Sediment yield, is the amount of sediment passing a specified channel location and is influenced by a number of geomorphic processes. It may be substantially less than the amount actually eroded in the basin. Sediment yield is typically expressed as the total sediment volume delivered to a specified location in the basin, divided by the effective drainage area above that location for a specified period of time. Yield typically has the units of cubic meters/square kilometer/year or acre-ft/square mile/year or metric tons or English tons per year. However, it is also necessary to estimate yield from a watershed from individual storm events of specified frequency (e.g., 5-, 25-, 50-, or 100-year events. Individual event yields are reported as metric tons or cubic meters per event. In some watersheds, single event sediment yields often exceed average annual values by several orders of magnitude.
Spatial and temporal variations in physical and biological features of the watershed make estimation of sediment yield an extremely difficult and imprecise task. Important variables include soils and geology, relief, climate, vegetation, soil moisture, precipitation, drainage density channel morphology, and human influences. Dominant processes within a watershed may be entirely different between physiographic or ecological provinces, and may change with time. The problem becomes even more complex when grain size distributions and sediment yield for particular events must be estimated for input to sedimentation transport simulation models. There is no widely accepted procedure for computing basin sediment yield and grain size distribution directly from watershed characteristics without measured information.

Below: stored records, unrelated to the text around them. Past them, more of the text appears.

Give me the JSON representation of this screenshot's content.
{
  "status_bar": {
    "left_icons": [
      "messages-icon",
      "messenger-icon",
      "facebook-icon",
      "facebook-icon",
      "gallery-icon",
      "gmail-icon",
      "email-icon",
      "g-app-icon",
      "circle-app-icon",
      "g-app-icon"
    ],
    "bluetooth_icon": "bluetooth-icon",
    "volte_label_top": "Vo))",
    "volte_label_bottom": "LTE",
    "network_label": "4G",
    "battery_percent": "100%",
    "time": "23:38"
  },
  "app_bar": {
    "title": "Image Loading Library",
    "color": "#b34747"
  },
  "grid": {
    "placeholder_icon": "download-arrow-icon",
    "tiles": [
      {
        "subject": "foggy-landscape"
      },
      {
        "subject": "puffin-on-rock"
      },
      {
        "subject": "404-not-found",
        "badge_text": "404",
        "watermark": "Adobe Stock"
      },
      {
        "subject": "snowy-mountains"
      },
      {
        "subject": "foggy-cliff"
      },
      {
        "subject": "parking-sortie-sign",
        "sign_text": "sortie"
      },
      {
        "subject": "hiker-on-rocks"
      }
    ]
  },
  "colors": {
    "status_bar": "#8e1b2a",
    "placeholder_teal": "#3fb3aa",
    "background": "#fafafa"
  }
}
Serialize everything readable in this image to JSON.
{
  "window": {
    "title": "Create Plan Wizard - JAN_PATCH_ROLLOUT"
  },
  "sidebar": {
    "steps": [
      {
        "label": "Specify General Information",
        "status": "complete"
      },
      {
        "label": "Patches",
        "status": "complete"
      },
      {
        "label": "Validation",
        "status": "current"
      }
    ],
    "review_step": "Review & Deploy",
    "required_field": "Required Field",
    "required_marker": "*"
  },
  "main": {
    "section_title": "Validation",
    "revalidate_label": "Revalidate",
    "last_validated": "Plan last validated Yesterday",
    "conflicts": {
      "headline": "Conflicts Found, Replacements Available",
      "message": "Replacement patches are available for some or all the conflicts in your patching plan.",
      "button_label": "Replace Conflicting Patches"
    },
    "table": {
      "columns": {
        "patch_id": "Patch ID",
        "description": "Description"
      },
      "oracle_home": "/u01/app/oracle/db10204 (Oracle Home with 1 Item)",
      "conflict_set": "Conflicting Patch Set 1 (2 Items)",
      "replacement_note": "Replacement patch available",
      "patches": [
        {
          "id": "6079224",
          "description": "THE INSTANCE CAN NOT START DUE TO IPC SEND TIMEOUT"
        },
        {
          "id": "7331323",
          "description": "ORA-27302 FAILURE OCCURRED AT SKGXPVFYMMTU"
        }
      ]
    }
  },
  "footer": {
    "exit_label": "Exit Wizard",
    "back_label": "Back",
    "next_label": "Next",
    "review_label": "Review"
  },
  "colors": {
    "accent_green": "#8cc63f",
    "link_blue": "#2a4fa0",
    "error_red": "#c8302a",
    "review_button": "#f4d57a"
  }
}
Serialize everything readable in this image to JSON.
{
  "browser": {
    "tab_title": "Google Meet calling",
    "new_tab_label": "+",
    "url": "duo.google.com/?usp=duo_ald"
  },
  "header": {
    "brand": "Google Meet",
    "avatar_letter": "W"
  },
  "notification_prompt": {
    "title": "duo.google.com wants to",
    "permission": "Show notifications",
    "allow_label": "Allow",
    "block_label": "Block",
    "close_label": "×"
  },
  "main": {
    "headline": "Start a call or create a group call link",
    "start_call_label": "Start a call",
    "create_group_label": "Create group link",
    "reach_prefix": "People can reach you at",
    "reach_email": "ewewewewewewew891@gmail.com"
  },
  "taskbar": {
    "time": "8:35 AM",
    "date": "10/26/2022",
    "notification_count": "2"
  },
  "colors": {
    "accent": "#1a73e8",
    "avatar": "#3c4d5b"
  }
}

Sediment transport is influenced primarily by the action of wind and water, and deposition occurs in a number of locations where energy for transport becomes insufficient to carry eroded sediments. Colluvial deposits, floodplain, and valley deposits, channel aggradation, lateral channel accretion, and lake and reservoir deposits are examples of typical geomorphic deposition processes. The stability and longevity of sediment deposits vary. Lake and reservoir deposits tend to be long-term, whereas some channel and floodplain deposits may be remobilized by the next large scale flood event, only to be deposited downstream. The spatial and temporal variability of sediment production, transport and deposition greatly complicates the task of estimating sediment yield from a watershed.